        Raymond tiptoed up a winding staircase.  He did not find Melusine in her bedroom chambers or in the spinning room.  Finally, the only room he had left unexplored was Melusine's dressing room.

        The door to the room was locked.  With his heart pounding, Raymond peeped through the keyhole.  Then he gasped in horror.

        Melusine was bathing in a large bathtub.  The entire lower half of her body had changed into the huge blue tail of a fish!  The scales of the fish tail shone in the sparkling sunlight.

        Melusine was laughing with joy as she splashed about in the tub.

        Trembling with shock, Raymond scrambled down the stairs.  He ran out the front door and raced through the woods.

        When he arrived home, Raymond had resolved never to tell anyone what he had just seen.  Oddly enough, his horror of losing his beloved wife was greater than his horror of discovering her astonishing fish tail.

        Raymond spent the rest of that evening trying to compose himself.  When Melusine returned, just past the stroke of midnight, he greeted her as if nothing unusual had occurred.

        Time passed, and Melusine did not seem to know that Raymond had peeked through the keyhole of her dressing room door.  But one day terrible news reached the castle.  One of their sons-the on with the boar's tusk-had attacked a nearby monastery and killed over a hundred monks.  One of those murdered was his own brother. 

        When Raymond heard of the disaster, he sunk into a deep sorrow.  What grieved him most was that one of his sons had died at the hands of another.  At first, he wondered if this was punishment for his having accidentally killed his father.  But then he began to wonder if perhaps this horrible event was punishment for Melusine's secret.

        Once this suspicion took hold, Raymond could not shake it loose.
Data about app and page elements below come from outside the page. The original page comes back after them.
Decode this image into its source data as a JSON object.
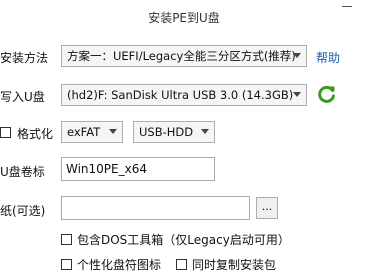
{
  "window": {
    "title": "安装PE到U盘"
  },
  "install_method": {
    "label": "安装方法",
    "value": "方案一：UEFI/Legacy全能三分区方式(推荐)",
    "help_link": "帮助"
  },
  "target_usb": {
    "label": "写入U盘",
    "value": "(hd2)F: SanDisk Ultra USB 3.0 (14.3GB)"
  },
  "format": {
    "label": "格式化",
    "filesystem": "exFAT",
    "mode": "USB-HDD"
  },
  "volume_label": {
    "label": "U盘卷标",
    "value": "Win10PE_x64"
  },
  "wallpaper": {
    "label": "纸(可选)",
    "value": "",
    "browse": "..."
  },
  "options": {
    "dos_tools": "包含DOS工具箱（仅Legacy启动可用）",
    "personalize": "个性化盘符图标",
    "copy_package": "同时复制安装包"
  }
}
Finally, when Melusine was trying to comfort him, he blurted out, "Away from me, you hateful serpent, destroyer of my kindred!"

        Upon hearing these words, Melusine fainted.

        Immediately, Raymond was filled with regret, and he desperately tried to revive his wife. When she woke, she began weeping.  She embraced him and said, "Oh, my love, I must leave you now, for my privacy has been violated. You have stolen my deepest secret."

        And with a wail of agony, Melusine rushed out of her house, leaving her footprint on the last stone that she touched. 

        That night in the nursery, a maid beheld a glimmering figure standing near the cradle of Raymond's youngest child.  The figure looked like Melusine, though from the waist down she had a scaly blue fish tail.

        The children's maid was so captivated by her vision that she was unable to cry out for help.  At dawn she watched the mermaid kiss her child good - bye, then slip away.  Melusine never again returned.

        The castle of Lusignan stood empty in its lonely spot near the great fountain.  For many centuries thereafter, villagers believed it to be haunted by the ghost of the vanished countess who was half human and half fish.

From: Mermaid Tales From Around The World
By: Mary Pope Osborne
Illustration: Troy Howell